### ASSIGNMENT:
Go through the records and copy each line where the word "Народный" occurs.

Segment Open

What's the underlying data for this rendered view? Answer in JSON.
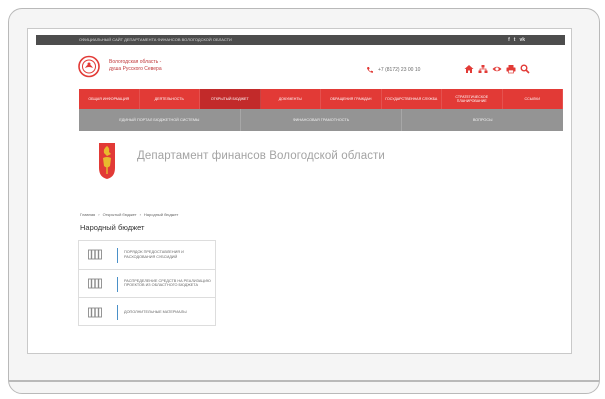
{
  "topbar": {
    "text": "ОФИЦИАЛЬНЫЙ САЙТ ДЕПАРТАМЕНТА ФИНАНСОВ ВОЛОГОДСКОЙ ОБЛАСТИ",
    "social": [
      "f",
      "t",
      "vk"
    ]
  },
  "logo": {
    "line1": "Вологодская область -",
    "line2": "душа Русского Севера"
  },
  "header": {
    "phone": "+7 (8172) 23 00 10",
    "tool_icons": [
      "home-icon",
      "sitemap-icon",
      "eye-icon",
      "print-icon",
      "search-icon"
    ]
  },
  "nav": {
    "items": [
      "ОБЩАЯ ИНФОРМАЦИЯ",
      "ДЕЯТЕЛЬНОСТЬ",
      "ОТКРЫТЫЙ БЮДЖЕТ",
      "ДОКУМЕНТЫ",
      "ОБРАЩЕНИЯ ГРАЖДАН",
      "ГОСУДАРСТВЕННАЯ СЛУЖБА",
      "СТРАТЕГИЧЕСКОЕ ПЛАНИРОВАНИЕ",
      "ССЫЛКИ"
    ],
    "active_index": 2
  },
  "subnav": {
    "items": [
      "ЕДИНЫЙ ПОРТАЛ БЮДЖЕТНОЙ СИСТЕМЫ",
      "ФИНАНСОВАЯ ГРАМОТНОСТЬ",
      "ВОПРОСЫ"
    ]
  },
  "department": {
    "title": "Департамент финансов Вологодской области"
  },
  "breadcrumb": {
    "items": [
      "Главная",
      "Открытый бюджет",
      "Народный бюджет"
    ],
    "separator": "›"
  },
  "page": {
    "title": "Народный бюджет"
  },
  "documents": {
    "items": [
      "ПОРЯДОК ПРЕДОСТАВЛЕНИЯ И РАСХОДОВАНИЯ СУБСИДИЙ",
      "РАСПРЕДЕЛЕНИЕ СРЕДСТВ НА РЕАЛИЗАЦИЮ ПРОЕКТОВ ИЗ ОБЛАСТНОГО БЮДЖЕТА",
      "ДОПОЛНИТЕЛЬНЫЕ МАТЕРИАЛЫ"
    ]
  },
  "colors": {
    "nav_red": "#e23a36",
    "nav_active": "#c22a2a",
    "subnav_gray": "#949494",
    "topbar": "#4d4d4d",
    "accent_blue": "#4a90c8"
  }
}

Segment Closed

### OUTPUT FOR THIS TASK:
      "Народный бюджет"
    "title": "Народный бюджет"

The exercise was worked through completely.